= Beginning of Section =

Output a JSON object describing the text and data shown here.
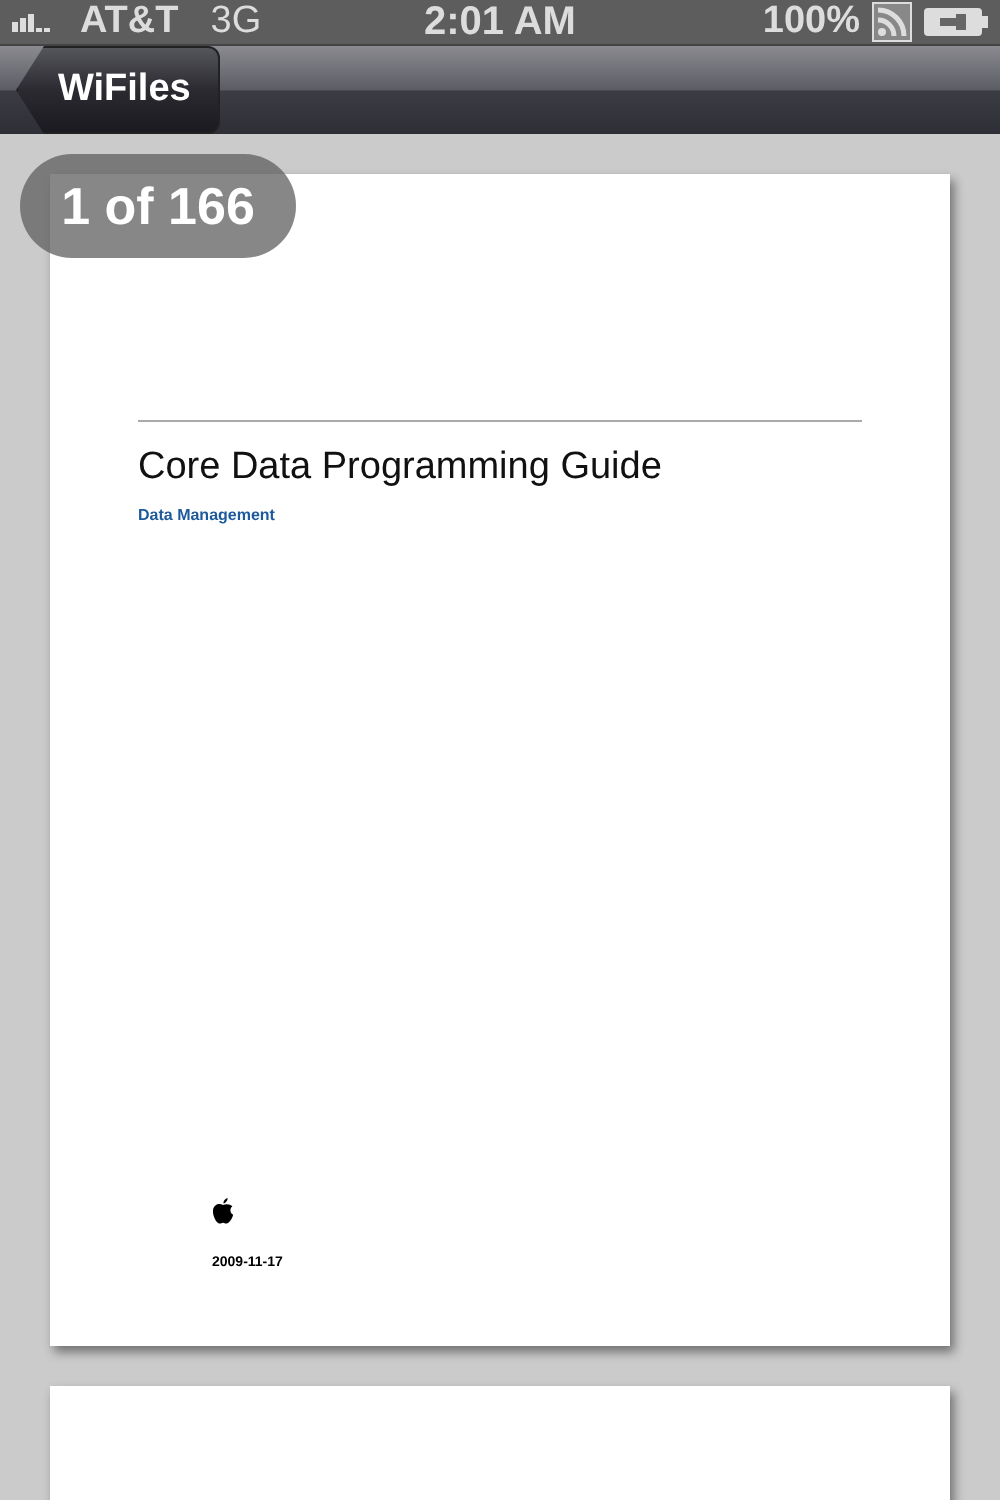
{
  "status_bar": {
    "carrier": "AT&T",
    "network": "3G",
    "time": "2:01 AM",
    "battery": "100%"
  },
  "nav_bar": {
    "back_button": "WiFiles"
  },
  "viewer": {
    "page_counter": "1 of 166",
    "page": {
      "title": "Core Data Programming Guide",
      "subtitle": "Data Management",
      "date": "2009-11-17"
    }
  }
}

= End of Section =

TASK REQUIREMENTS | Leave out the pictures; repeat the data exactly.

TASK RESPONSE |
Output a JSON object describing the text and data shown here.
{
  "status_bar": {
    "carrier": "AT&T",
    "network": "3G",
    "time": "2:01 AM",
    "battery": "100%"
  },
  "nav_bar": {
    "back_button": "WiFiles"
  },
  "viewer": {
    "page_counter": "1 of 166",
    "page": {
      "title": "Core Data Programming Guide",
      "subtitle": "Data Management",
      "date": "2009-11-17"
    }
  }
}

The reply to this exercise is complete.